Posted on May 23, 2018 by stuart
For most people, a drink or two can be a way to celebrate an occasion or compliment a nice meal. Others may not enjoy alcohol at all; they don’t like the taste, they don’t like the sensation of being tipsy, or they don’t like feeling out of control. If you happen to fit into these categories, understanding the problem drinker in your life can be very difficult.
At Origins, we are an organization comprised largely of recovered alcoholics, so we understand all too well why people drink—not only at the beginning of their “drinking careers,” but once addiction has taken hold. In this article, we address a few of the common reasons why non-alcoholics drink, as well as the driving factors in the disease of alcoholism.
In the early stages of drinking, people often discover that alcohol produces a range of pleasant effects. These effects are often so elusive that people continue to drink even after their drinking has become “a problem.” Here are a few of those effects noted by both moderate drinkers and alcoholics alike.
For both moderate drinkers and alcoholics, alcohol has wonderful anxiolytic (“anti-anxiety”) properties, meaning it can inhibit anxiety or the feeling of stress. It is a common way for people to unwind after a long day’s work.
Alcoholics often discover this effect early on in their drinking career. As addiction takes hold, the afflicted person continues to drink despite evidence that alcohol is no longer providing any semblance of stress relief. Propelled by the delusion that they can stop after a glass or two, they unsuccessfully chase this feeling of relief. More often than not for the alcoholic, drinking alcohol exacerbate the very stress they were hoping to avoid.
Many people drink when others around them are drinking. In fact, most non-alcoholics tend to drink in social situations, such as weddings or football games, where alcohol is considered a part of the event itself. Though the term “peer pressure” is often associated with young people, it is not limited to those in junior high, high school, or college. Drinking is prevalent in our culture, socially accepted, and legal. Peer pressure to drink alcohol can exist at any stage of life.
For the alcoholic, the obsession to drink can turn peer pressure into a cleverly disguised excuse for drinking—even when they know they shouldn’t be drinking based upon mounting evidence it’s a problem. Often, alcoholics believe they are drinking to have fun and enjoy time with their friends which is oddly ironic as they frequently drink alone.
Let’s face it, there are a lot of shy people out there. Moreover, there are also a lot of situations in which someone doesn’t even necessarily have to be all that shy in order to be intimidated. First dates and large parties filled with strangers are common examples. Whatever the reason, people often drink alcohol to lose their inhibitions in these types of settings. Because of alcohol’s ability to make people feel comfortable in situations where they otherwise would not, it is commonly referred to as “liquid courage.” For many non-alcoholics, it is a wonderful, temporary “social lubricant.”
Binge drinkers may become so uninhibited that they behave in an inappropriate, embarrassing, or obnoxious manner. For alcoholics who have developed an overwhelming obsession to drink, this effect can deteriorate relationships and cause untold horror.
While there are many reasons that a person may begin to drink, people with the disease of alcoholism will find those initial reasons no longer drive their drinking patterns.
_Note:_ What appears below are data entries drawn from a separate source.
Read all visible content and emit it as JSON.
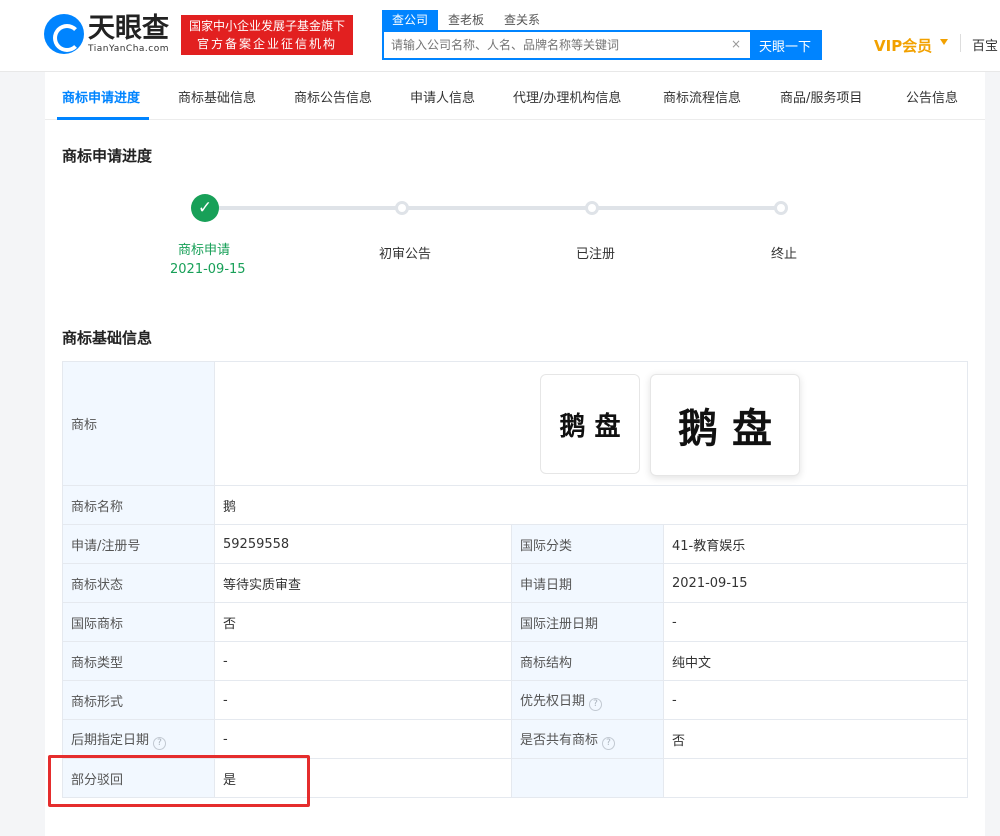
{
  "header": {
    "logo_title": "天眼查",
    "logo_sub": "TianYanCha.com",
    "tagline_line1": "国家中小企业发展子基金旗下",
    "tagline_line2": "官方备案企业征信机构",
    "search_tabs": [
      "查公司",
      "查老板",
      "查关系"
    ],
    "search_placeholder": "请输入公司名称、人名、品牌名称等关键词",
    "clear_icon": "×",
    "search_button": "天眼一下",
    "vip_label": "VIP会员",
    "baike": "百宝"
  },
  "nav": {
    "tabs": [
      "商标申请进度",
      "商标基础信息",
      "商标公告信息",
      "申请人信息",
      "代理/办理机构信息",
      "商标流程信息",
      "商品/服务项目",
      "公告信息"
    ]
  },
  "progress": {
    "title": "商标申请进度",
    "steps": [
      {
        "label": "商标申请",
        "date": "2021-09-15"
      },
      {
        "label": "初审公告"
      },
      {
        "label": "已注册"
      },
      {
        "label": "终止"
      }
    ],
    "check_icon": "✓"
  },
  "basic_info": {
    "title": "商标基础信息",
    "trademark_label": "商标",
    "trademark_image_text": "鹅 盘",
    "help_icon": "?",
    "rows": {
      "name_label": "商标名称",
      "name_value": "鹅",
      "reg_label": "申请/注册号",
      "reg_value": "59259558",
      "class_label": "国际分类",
      "class_value": "41-教育娱乐",
      "status_label": "商标状态",
      "status_value": "等待实质审查",
      "app_date_label": "申请日期",
      "app_date_value": "2021-09-15",
      "intl_label": "国际商标",
      "intl_value": "否",
      "intl_date_label": "国际注册日期",
      "intl_date_value": "-",
      "type_label": "商标类型",
      "type_value": "-",
      "structure_label": "商标结构",
      "structure_value": "纯中文",
      "form_label": "商标形式",
      "form_value": "-",
      "priority_label": "优先权日期",
      "priority_value": "-",
      "later_label": "后期指定日期",
      "later_value": "-",
      "shared_label": "是否共有商标",
      "shared_value": "否",
      "partial_label": "部分驳回",
      "partial_value": "是"
    }
  },
  "colors": {
    "accent": "#0084ff",
    "success": "#18a058",
    "vip": "#f2a100",
    "highlight": "#e52d2d"
  }
}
At Origins, we believe that alcoholism is an illness that influences the mind, body, and spirit.
When the disease of alcoholism has taken hold, the alcoholic will begin to drink more than they intend. Normal drinkers (people without alcoholism) will find that they are easily able to limit the number of drinks that they consume. For the alcoholic, this may seem impossible. They begin to “lose all control of their liquor consumption once they start to drink.” For them, the first drink sets off a craving for more alcohol which can lead to a spree or binge. This can result in consequences that the person may not have otherwise experienced if they had been able to stop after the first drink.
Even after an alcoholic has been detoxed and alcohol is no longer present in the body, the disease of alcoholism is still at work. This is perhaps the most devious component of the illness as it is difficult to understand, even for the alcoholic. Alcoholics who are trapped in the cycle of addiction continue to return to the very substance that is destroying their life. They may do this despite an overwhelming desire to stop drinking once and for all. For those facing the illness, willpower alone is not enough to stay sober. They become preoccupied with the belief that they can “control and enjoy” their drinking. Those of us in recovery refer to this strange mental twist as the “mental obsession.”
It’s an obsession to drink normally. An obsession to drink without consequences. An obsession to minimize it’s destruction. An obsession to drink in secret hoping to fool the family, friends and employers who know exactly what the problem is.
At Origins, we believe that freedom from the obsession—and therefore freedom from the allergy—cannot be accomplished by behavioral changes alone. In other words, simply being aware that one can no longer drink effectively will not produce sobriety.
We believe that alcoholics pursuing sobriety must maintain and grow their own connection to a power greater than themselves. This is referred to as the “spiritual solution” often discussed in 12-Step meetings. When the mental, emotional, psychological, and physical influences that exacerbate alcoholism are addressed, people are able to open up to a spiritual awakening that can produce permanent recovery.
The first step can happen today at: 844-843-8935.